# App and web page records:
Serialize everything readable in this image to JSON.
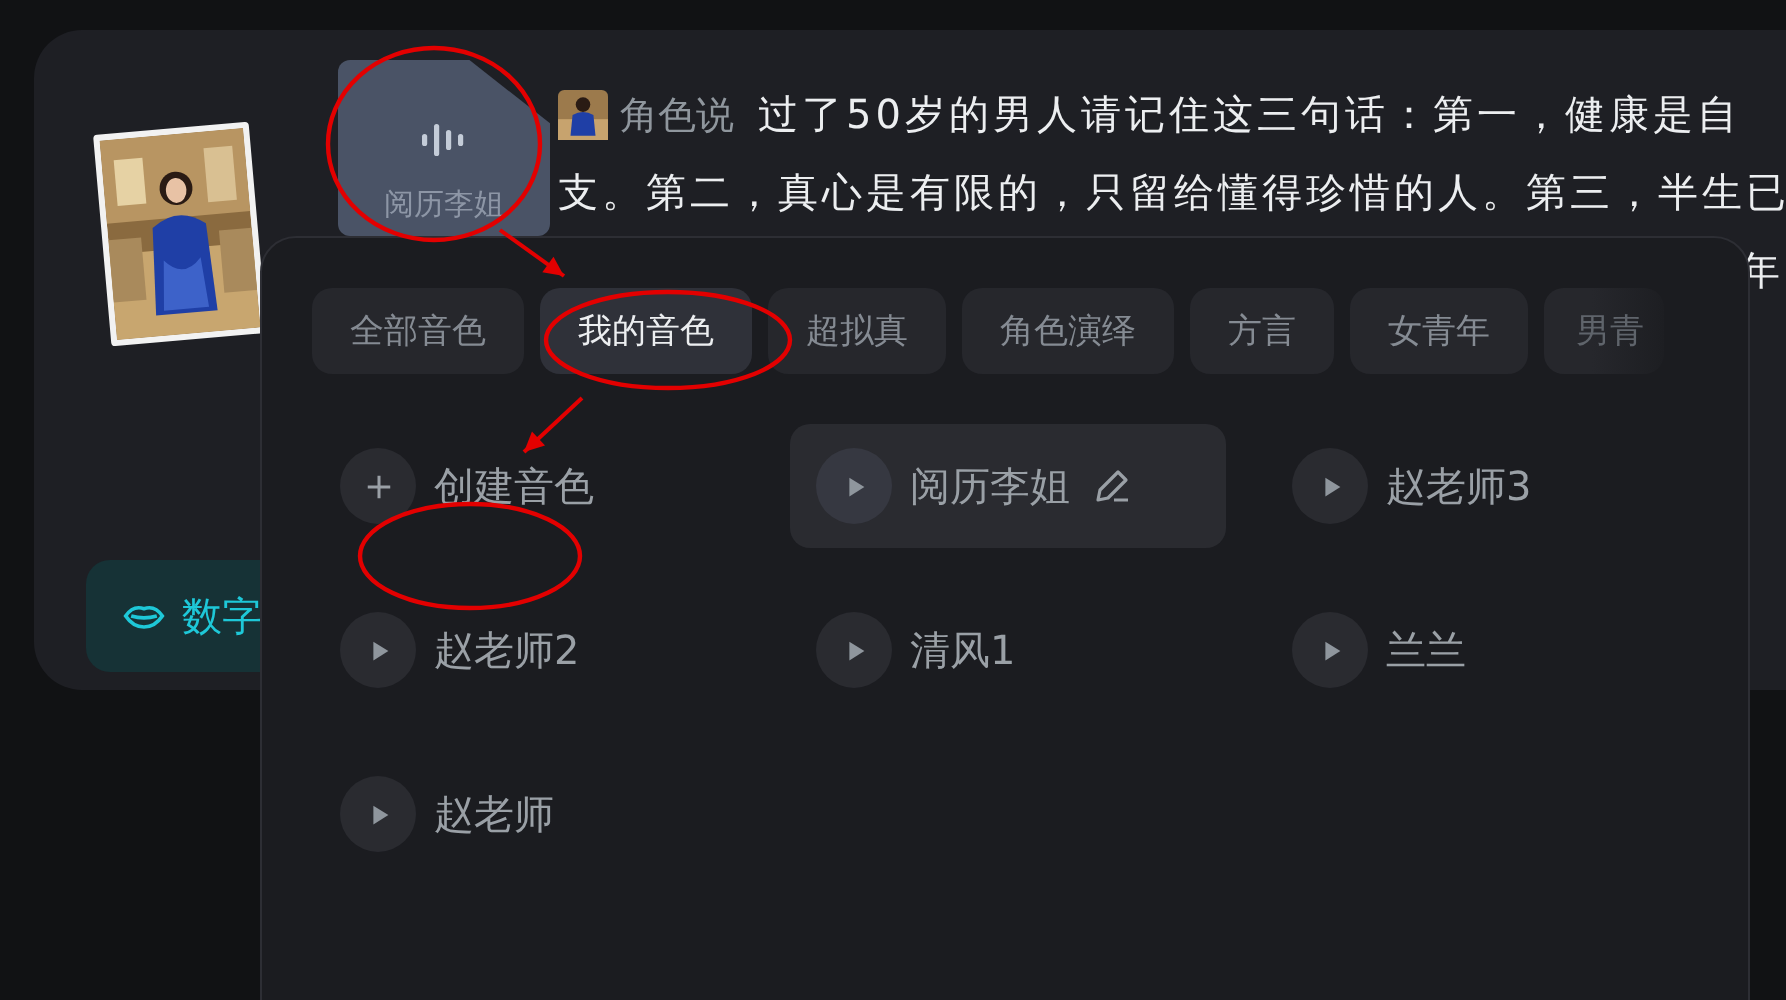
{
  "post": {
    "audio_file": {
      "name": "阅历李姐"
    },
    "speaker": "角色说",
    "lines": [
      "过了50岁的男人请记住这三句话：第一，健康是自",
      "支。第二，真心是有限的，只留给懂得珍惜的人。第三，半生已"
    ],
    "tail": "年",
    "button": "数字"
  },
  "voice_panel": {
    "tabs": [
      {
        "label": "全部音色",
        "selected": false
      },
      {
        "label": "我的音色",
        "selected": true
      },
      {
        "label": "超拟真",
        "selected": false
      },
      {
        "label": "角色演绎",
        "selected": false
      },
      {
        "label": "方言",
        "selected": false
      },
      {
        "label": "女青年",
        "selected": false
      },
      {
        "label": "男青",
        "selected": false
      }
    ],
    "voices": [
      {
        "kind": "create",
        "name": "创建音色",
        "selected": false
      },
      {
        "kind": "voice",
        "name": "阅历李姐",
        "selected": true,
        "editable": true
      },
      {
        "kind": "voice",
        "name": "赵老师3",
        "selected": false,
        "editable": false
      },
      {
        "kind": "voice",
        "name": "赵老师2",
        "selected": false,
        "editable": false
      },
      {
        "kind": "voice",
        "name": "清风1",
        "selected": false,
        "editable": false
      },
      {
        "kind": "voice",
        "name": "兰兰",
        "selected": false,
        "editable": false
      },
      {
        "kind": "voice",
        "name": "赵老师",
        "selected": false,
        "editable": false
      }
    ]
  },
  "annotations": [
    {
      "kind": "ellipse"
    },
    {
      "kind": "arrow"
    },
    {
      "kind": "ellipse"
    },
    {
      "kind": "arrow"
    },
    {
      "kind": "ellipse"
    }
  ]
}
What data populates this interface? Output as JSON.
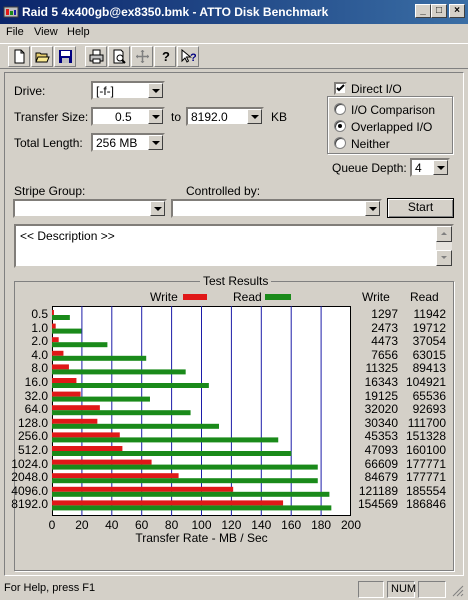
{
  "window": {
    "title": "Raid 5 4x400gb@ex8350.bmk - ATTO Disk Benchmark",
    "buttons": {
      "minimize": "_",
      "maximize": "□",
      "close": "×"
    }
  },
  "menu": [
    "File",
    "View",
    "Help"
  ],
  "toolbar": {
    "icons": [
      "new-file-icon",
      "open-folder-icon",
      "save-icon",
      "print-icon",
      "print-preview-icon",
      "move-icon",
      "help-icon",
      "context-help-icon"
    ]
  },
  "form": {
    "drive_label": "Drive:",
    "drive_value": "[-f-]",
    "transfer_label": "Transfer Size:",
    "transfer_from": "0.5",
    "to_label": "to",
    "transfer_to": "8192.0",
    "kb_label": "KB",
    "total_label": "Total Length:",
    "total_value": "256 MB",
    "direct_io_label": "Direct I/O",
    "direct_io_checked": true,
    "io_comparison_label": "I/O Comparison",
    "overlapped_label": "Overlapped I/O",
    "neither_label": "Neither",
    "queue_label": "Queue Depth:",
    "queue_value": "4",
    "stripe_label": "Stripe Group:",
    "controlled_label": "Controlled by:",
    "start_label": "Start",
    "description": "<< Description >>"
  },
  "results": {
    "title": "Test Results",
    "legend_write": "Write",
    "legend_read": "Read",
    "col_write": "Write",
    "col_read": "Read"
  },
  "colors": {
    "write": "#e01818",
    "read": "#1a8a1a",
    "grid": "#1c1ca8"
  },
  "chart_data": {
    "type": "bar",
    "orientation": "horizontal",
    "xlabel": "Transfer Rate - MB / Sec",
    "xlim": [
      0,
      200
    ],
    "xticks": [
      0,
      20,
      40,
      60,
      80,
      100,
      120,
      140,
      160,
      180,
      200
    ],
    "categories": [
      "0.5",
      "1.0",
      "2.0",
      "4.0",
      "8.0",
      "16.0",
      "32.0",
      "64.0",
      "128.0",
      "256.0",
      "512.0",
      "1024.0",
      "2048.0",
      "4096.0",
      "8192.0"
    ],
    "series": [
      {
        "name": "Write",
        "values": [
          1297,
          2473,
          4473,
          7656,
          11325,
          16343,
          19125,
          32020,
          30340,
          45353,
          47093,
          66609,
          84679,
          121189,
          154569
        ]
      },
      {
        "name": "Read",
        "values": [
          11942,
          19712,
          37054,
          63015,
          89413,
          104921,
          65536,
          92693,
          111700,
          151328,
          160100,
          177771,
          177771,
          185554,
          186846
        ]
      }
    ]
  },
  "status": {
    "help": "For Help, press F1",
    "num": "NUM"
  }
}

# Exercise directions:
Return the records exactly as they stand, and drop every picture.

# Reply to the exercise:
Serialize everything readable in this image to JSON.
{
  "post": {
    "audio_file": {
      "name": "阅历李姐"
    },
    "speaker": "角色说",
    "lines": [
      "过了50岁的男人请记住这三句话：第一，健康是自",
      "支。第二，真心是有限的，只留给懂得珍惜的人。第三，半生已"
    ],
    "tail": "年",
    "button": "数字"
  },
  "voice_panel": {
    "tabs": [
      {
        "label": "全部音色",
        "selected": false
      },
      {
        "label": "我的音色",
        "selected": true
      },
      {
        "label": "超拟真",
        "selected": false
      },
      {
        "label": "角色演绎",
        "selected": false
      },
      {
        "label": "方言",
        "selected": false
      },
      {
        "label": "女青年",
        "selected": false
      },
      {
        "label": "男青",
        "selected": false
      }
    ],
    "voices": [
      {
        "kind": "create",
        "name": "创建音色",
        "selected": false
      },
      {
        "kind": "voice",
        "name": "阅历李姐",
        "selected": true,
        "editable": true
      },
      {
        "kind": "voice",
        "name": "赵老师3",
        "selected": false,
        "editable": false
      },
      {
        "kind": "voice",
        "name": "赵老师2",
        "selected": false,
        "editable": false
      },
      {
        "kind": "voice",
        "name": "清风1",
        "selected": false,
        "editable": false
      },
      {
        "kind": "voice",
        "name": "兰兰",
        "selected": false,
        "editable": false
      },
      {
        "kind": "voice",
        "name": "赵老师",
        "selected": false,
        "editable": false
      }
    ]
  },
  "annotations": [
    {
      "kind": "ellipse"
    },
    {
      "kind": "arrow"
    },
    {
      "kind": "ellipse"
    },
    {
      "kind": "arrow"
    },
    {
      "kind": "ellipse"
    }
  ]
}
What data populates this interface? Output as JSON.
{
  "window": {
    "title": "Raid 5 4x400gb@ex8350.bmk - ATTO Disk Benchmark",
    "buttons": {
      "minimize": "_",
      "maximize": "□",
      "close": "×"
    }
  },
  "menu": [
    "File",
    "View",
    "Help"
  ],
  "toolbar": {
    "icons": [
      "new-file-icon",
      "open-folder-icon",
      "save-icon",
      "print-icon",
      "print-preview-icon",
      "move-icon",
      "help-icon",
      "context-help-icon"
    ]
  },
  "form": {
    "drive_label": "Drive:",
    "drive_value": "[-f-]",
    "transfer_label": "Transfer Size:",
    "transfer_from": "0.5",
    "to_label": "to",
    "transfer_to": "8192.0",
    "kb_label": "KB",
    "total_label": "Total Length:",
    "total_value": "256 MB",
    "direct_io_label": "Direct I/O",
    "direct_io_checked": true,
    "io_comparison_label": "I/O Comparison",
    "overlapped_label": "Overlapped I/O",
    "neither_label": "Neither",
    "queue_label": "Queue Depth:",
    "queue_value": "4",
    "stripe_label": "Stripe Group:",
    "controlled_label": "Controlled by:",
    "start_label": "Start",
    "description": "<< Description >>"
  },
  "results": {
    "title": "Test Results",
    "legend_write": "Write",
    "legend_read": "Read",
    "col_write": "Write",
    "col_read": "Read"
  },
  "colors": {
    "write": "#e01818",
    "read": "#1a8a1a",
    "grid": "#1c1ca8"
  },
  "chart_data": {
    "type": "bar",
    "orientation": "horizontal",
    "xlabel": "Transfer Rate - MB / Sec",
    "xlim": [
      0,
      200
    ],
    "xticks": [
      0,
      20,
      40,
      60,
      80,
      100,
      120,
      140,
      160,
      180,
      200
    ],
    "categories": [
      "0.5",
      "1.0",
      "2.0",
      "4.0",
      "8.0",
      "16.0",
      "32.0",
      "64.0",
      "128.0",
      "256.0",
      "512.0",
      "1024.0",
      "2048.0",
      "4096.0",
      "8192.0"
    ],
    "series": [
      {
        "name": "Write",
        "values": [
          1297,
          2473,
          4473,
          7656,
          11325,
          16343,
          19125,
          32020,
          30340,
          45353,
          47093,
          66609,
          84679,
          121189,
          154569
        ]
      },
      {
        "name": "Read",
        "values": [
          11942,
          19712,
          37054,
          63015,
          89413,
          104921,
          65536,
          92693,
          111700,
          151328,
          160100,
          177771,
          177771,
          185554,
          186846
        ]
      }
    ]
  },
  "status": {
    "help": "For Help, press F1",
    "num": "NUM"
  }
}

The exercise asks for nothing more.